2 The Role of Value Frameworks

While the navigator was not familiar with the concept of value frameworks, three of the six oncologists had heard about the NCCN framework, but not about the ASCO framework. None of the oncologists had used either framework. One oncologist saw the NCCN framework as potentially useful, but all expressed concerns about its practicality as information was difficult to capture quickly and definitions for the ratings were missing. They pointed out that none of the frameworks reflected actual costs of the therapy for the patient, or considered duration of therapy as described by participant # 4: “(…) some drugs like ibrutinib people stay on forever, and [for] some treatments it’s a limited treatment, and they take six months of treatment and then they’re [done]; they don’t have anything … for two years … so the monoclonal antibodies … alone would be that way. So … your cost is going to be much greater in something that you take forever.” The oncologists also pointed out the difficulty of differentiating between a health system perspective and a patient perspective when considering such value ratings as highlighted by participant # 1: “The struggle with some of these rankings, and they call it value frameworks, […], [is] trying to find the, […] balance between the health system’s perspective and the patient’s and provider’s perspectives”. While the tools may address value (outcomes in relation to cost) on average, they do not address value or cost for the individual, which is important when making decisions with consideration of their clinical benefit and their financial impact on the patient. Overall, the oncologists emphasized the need for tools such as the NCCN and ASCO frameworks, but felt such tools would need to be easier to understand, be based on actual patient costs, and include useful benchmarks. For example, ratings of effectiveness and adverse effects of tamoxifen could be compared with those of aromatase inhibitors. For the tools to be used, oncologists would require training and assurance that development was free of biases that may influence ratings.

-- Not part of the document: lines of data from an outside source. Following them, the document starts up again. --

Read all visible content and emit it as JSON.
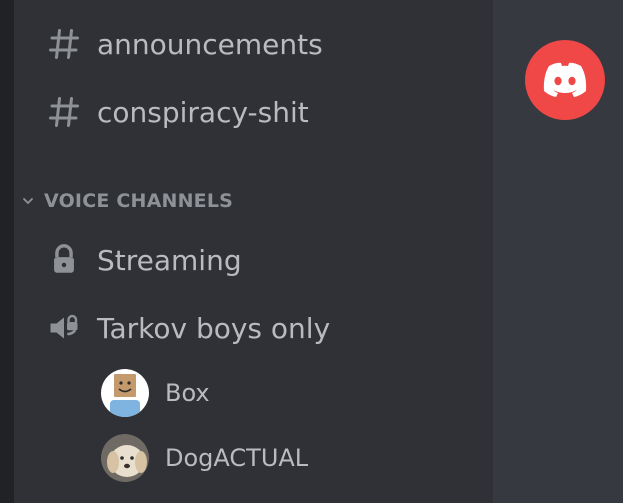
{
  "text_channels": [
    {
      "name": "announcements",
      "icon": "hashtag-icon"
    },
    {
      "name": "conspiracy-shit",
      "icon": "hashtag-icon"
    }
  ],
  "voice_category": {
    "label": "VOICE CHANNELS",
    "icon": "chevron-down-icon"
  },
  "voice_channels": [
    {
      "name": "Streaming",
      "icon": "lock-icon"
    },
    {
      "name": "Tarkov boys only",
      "icon": "speaker-lock-icon"
    }
  ],
  "voice_users": [
    {
      "name": "Box",
      "avatar": "box-head-avatar"
    },
    {
      "name": "DogACTUAL",
      "avatar": "dog-avatar"
    }
  ],
  "colors": {
    "sidebar": "#2f3136",
    "background": "#36393f",
    "logo_red": "#f04747",
    "text_muted": "#8e9297",
    "text": "#b9bbbe"
  }
}
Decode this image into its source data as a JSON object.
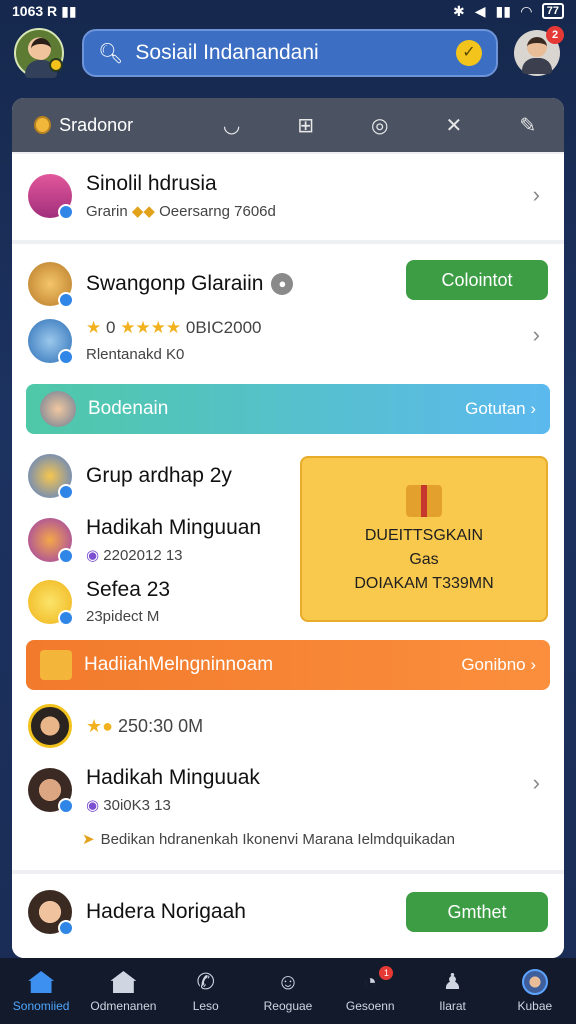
{
  "status_bar": {
    "time": "1063 R",
    "battery": "77"
  },
  "search": {
    "text": "Sosiail Indanandani"
  },
  "toolbar": {
    "title": "Sradonor"
  },
  "rows": {
    "r1": {
      "title": "Sinolil hdrusia",
      "sub": "Grarin",
      "sub2": "Oeersarng 7606d"
    },
    "r2": {
      "title": "Swangonp Glaraiin",
      "button": "Colointot",
      "sub": "0",
      "sub2": "0BIC2000",
      "meta": "Rlentanakd K0"
    },
    "banner1": {
      "label": "Bodenain",
      "action": "Gotutan"
    },
    "r3": {
      "title": "Grup ardhap 2y"
    },
    "r4": {
      "title": "Hadikah Minguuan",
      "sub": "2202012 13"
    },
    "r5": {
      "title": "Sefea 23",
      "sub": "23pidect M"
    },
    "gift": {
      "line1": "DUEITTSGKAIN",
      "line2": "Gas",
      "line3": "DOIAKAM T339MN"
    },
    "banner2": {
      "label": "HadiiahMelngninnoam",
      "action": "Gonibno"
    },
    "r6": {
      "sub": "250:30 0M"
    },
    "r7": {
      "title": "Hadikah Minguuak",
      "sub": "30i0K3 13",
      "note": "Bedikan hdranenkah Ikonenvi Marana Ielmdquikadan"
    },
    "r8": {
      "title": "Hadera Norigaah",
      "button": "Gmthet"
    }
  },
  "nav": [
    {
      "label": "Sonomiied",
      "icon": "home-icon"
    },
    {
      "label": "Odmenanen",
      "icon": "house-icon"
    },
    {
      "label": "Leso",
      "icon": "phone-icon"
    },
    {
      "label": "Reoguae",
      "icon": "people-icon"
    },
    {
      "label": "Gesoenn",
      "icon": "message-icon",
      "badge": "1"
    },
    {
      "label": "Ilarat",
      "icon": "person-icon"
    },
    {
      "label": "Kubae",
      "icon": "avatar-icon"
    }
  ],
  "colors": {
    "accent": "#3d9d45",
    "banner_blue": "#5fc7d8",
    "banner_orange": "#f68a35",
    "gift": "#f8c94d"
  }
}
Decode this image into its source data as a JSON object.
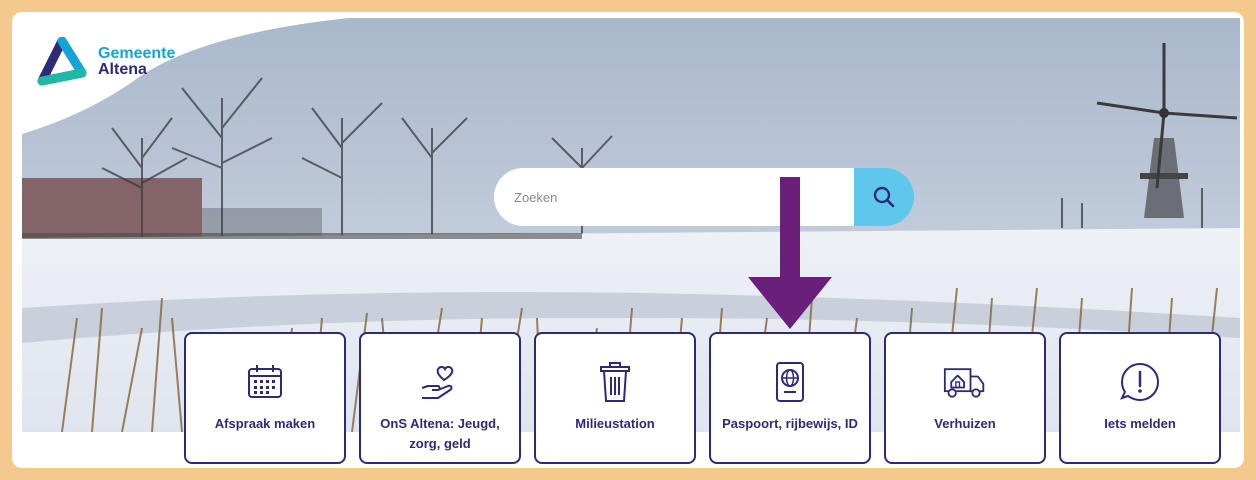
{
  "brand": {
    "line1": "Gemeente",
    "line2": "Altena",
    "colors": {
      "primary": "#2e2a7a",
      "accent": "#14a5d8",
      "search_button": "#5fc6ec",
      "arrow": "#6a1f7a",
      "frame": "#f5c98e"
    }
  },
  "search": {
    "placeholder": "Zoeken",
    "value": "",
    "button_icon": "search-icon"
  },
  "tiles": [
    {
      "label": "Afspraak maken",
      "icon": "calendar-icon"
    },
    {
      "label": "OnS Altena: Jeugd, zorg, geld",
      "icon": "heart-hand-icon"
    },
    {
      "label": "Milieustation",
      "icon": "trash-bin-icon"
    },
    {
      "label": "Paspoort, rijbewijs, ID",
      "icon": "passport-icon"
    },
    {
      "label": "Verhuizen",
      "icon": "moving-truck-icon"
    },
    {
      "label": "Iets melden",
      "icon": "alert-circle-icon"
    }
  ],
  "annotation": {
    "icon": "down-arrow-icon"
  }
}
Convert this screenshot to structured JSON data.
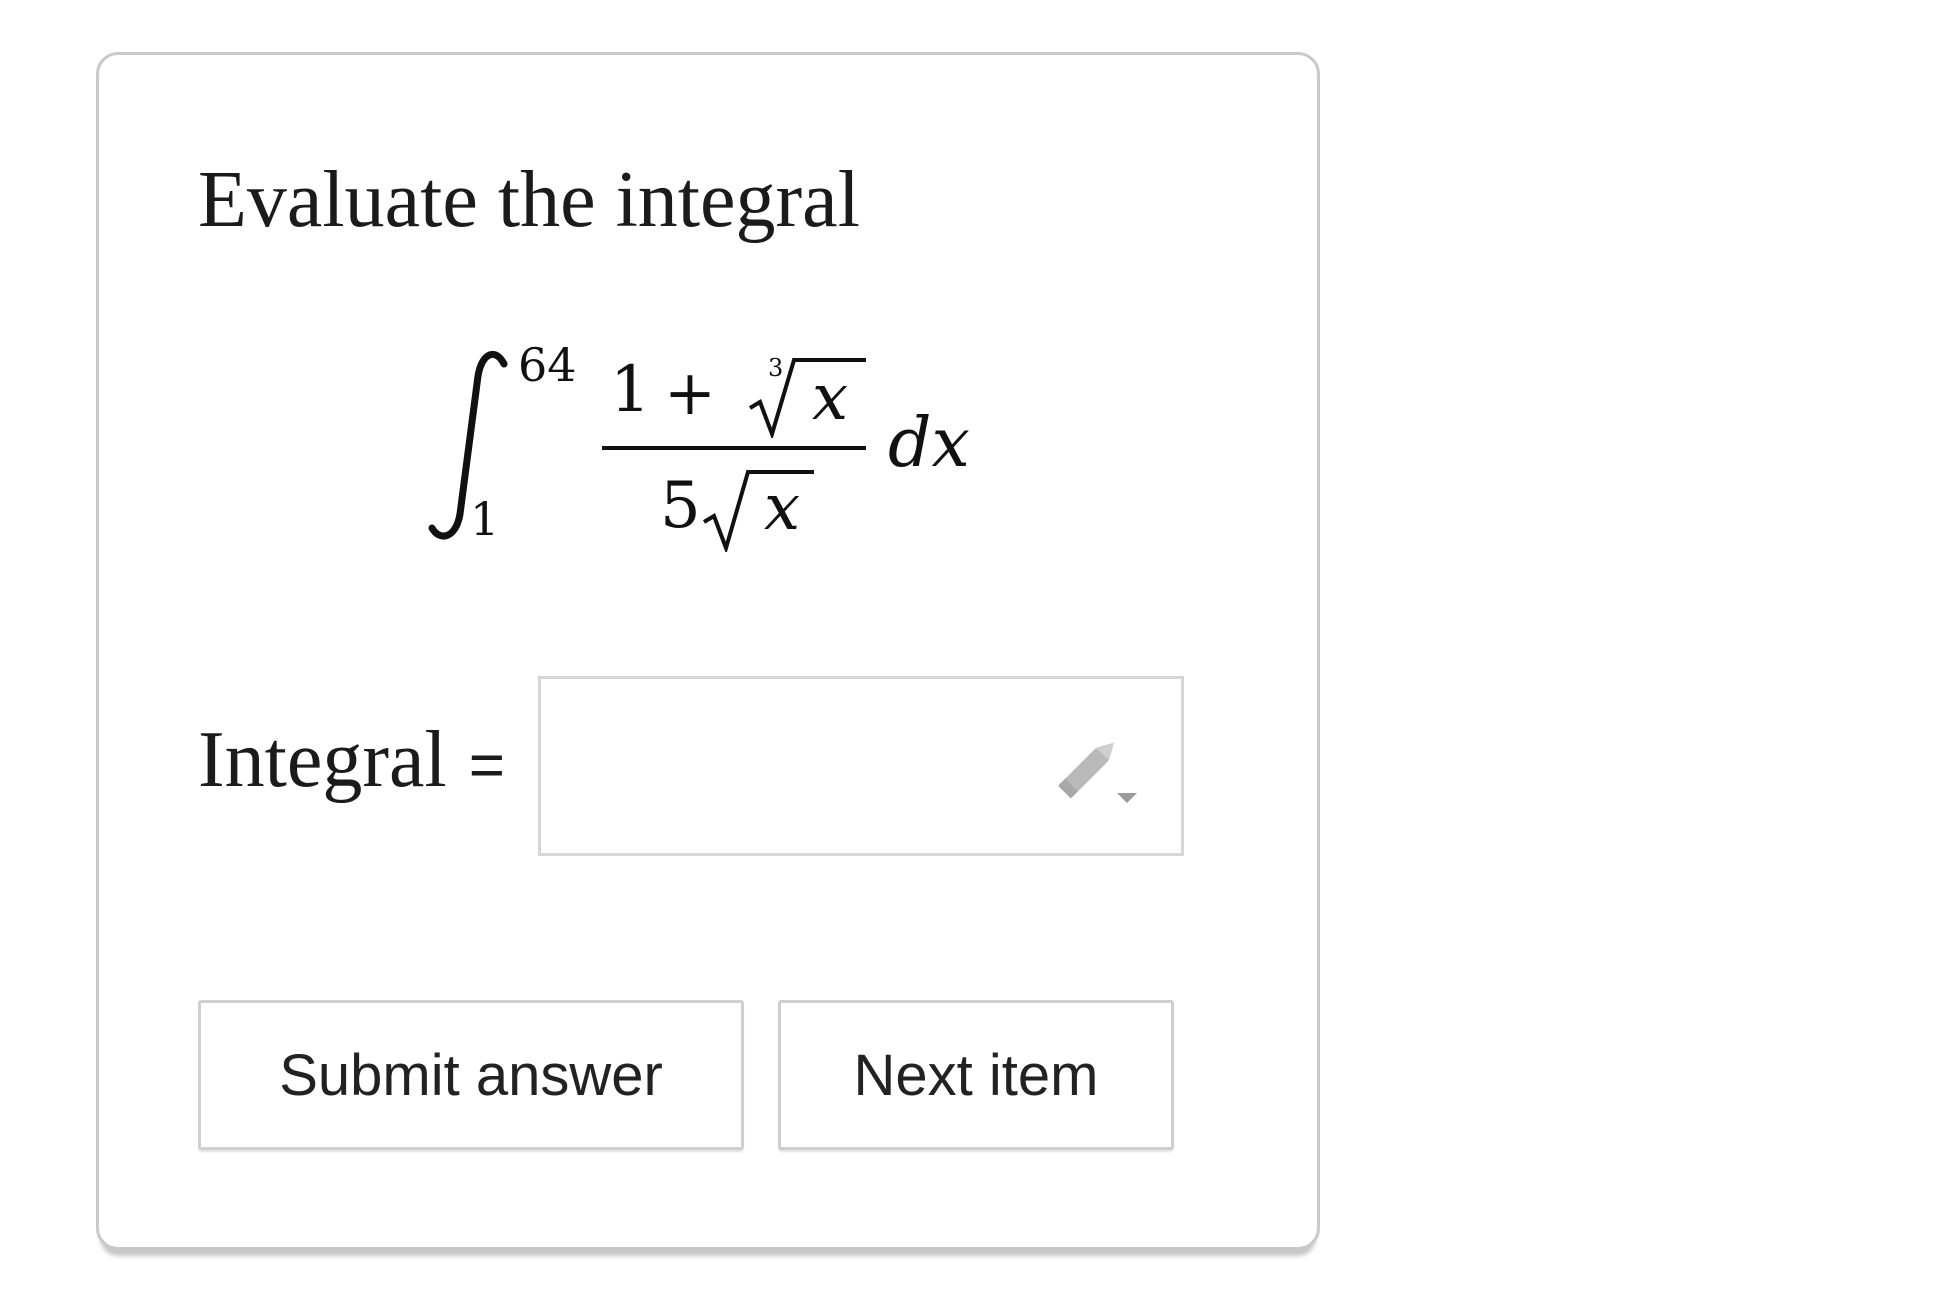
{
  "question": {
    "prompt": "Evaluate the integral",
    "integral": {
      "lower_limit": "1",
      "upper_limit": "64",
      "numerator_constant": "1",
      "numerator_operator": "+",
      "cube_root_index": "3",
      "numerator_variable": "x",
      "denominator_coefficient": "5",
      "denominator_variable": "x",
      "differential": "dx"
    }
  },
  "answer": {
    "label": "Integral",
    "equals": "=",
    "value": "",
    "icon": "pencil-icon"
  },
  "buttons": {
    "submit_label": "Submit answer",
    "next_label": "Next item"
  }
}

In summary, OOP expenses are of great concern for cancer patients. As documented by prior research, high OOP expenses can lead to delayed filling of prescriptions, skipping doses of medications risking negative clinical outcomes, and to bankruptcy of cancer patients [7,8,9]. Patients and physicians need to talk about OOP expenses [10, 11], however major barriers to those conversations exist, including lack of information on actual patient OOP costs given their insurance benefit type, and, for patients in high-deductible plans, where they are in meeting their annual deductible [12]. Like elsewhere [3, 13, 14], the navigator is key to conversations about OOP costs in the community oncology practice we studied. Existing value frameworks are not designed for use in the real-world patient–oncologist–navigator interactions. Even though oncologists showed general interest in using value frameworks to select treatments, they found the current presentation and information in the ASCO and NCCN frameworks insufficient. In addition, value comparisons of alternative treatments where they exist, e.g. injectable treatments [15] with lower OOP burden than oral anticancer medicines [16], are not considered in current value frameworks.

To facilitate discussion of OOP costs in cancer treatment selection, better tools are needed that inform decision making of patients, oncologists, and financial navigators. Such tools should provide comparative clinical and cost information, including patient OOP expenses given insurance coverage at the point of prescribing; they should come from trusted independent organizations and be accompanied by hands-on training in their use for providers and financial navigators.